═════ Supplied records ═════

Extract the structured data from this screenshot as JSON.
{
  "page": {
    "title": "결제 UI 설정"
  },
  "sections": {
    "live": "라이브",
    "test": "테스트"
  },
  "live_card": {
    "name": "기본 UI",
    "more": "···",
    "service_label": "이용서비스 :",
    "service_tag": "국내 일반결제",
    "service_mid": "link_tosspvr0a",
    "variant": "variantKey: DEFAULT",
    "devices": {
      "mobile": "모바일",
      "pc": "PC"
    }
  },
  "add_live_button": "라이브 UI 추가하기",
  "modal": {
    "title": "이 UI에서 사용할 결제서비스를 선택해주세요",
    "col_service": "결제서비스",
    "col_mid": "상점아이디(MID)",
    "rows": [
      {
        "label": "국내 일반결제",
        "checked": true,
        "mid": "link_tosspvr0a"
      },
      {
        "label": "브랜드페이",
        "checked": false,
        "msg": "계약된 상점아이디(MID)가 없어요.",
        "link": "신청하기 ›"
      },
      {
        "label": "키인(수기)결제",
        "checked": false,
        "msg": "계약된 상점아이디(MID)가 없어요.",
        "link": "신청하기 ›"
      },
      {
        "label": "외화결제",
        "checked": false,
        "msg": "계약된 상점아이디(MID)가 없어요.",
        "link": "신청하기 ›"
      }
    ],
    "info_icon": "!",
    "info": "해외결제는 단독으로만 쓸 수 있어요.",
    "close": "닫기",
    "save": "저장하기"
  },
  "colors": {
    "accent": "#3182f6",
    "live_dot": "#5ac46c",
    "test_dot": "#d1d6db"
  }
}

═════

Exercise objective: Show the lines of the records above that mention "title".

Result:
    "title": "결제 UI 설정"
    "title": "이 UI에서 사용할 결제서비스를 선택해주세요",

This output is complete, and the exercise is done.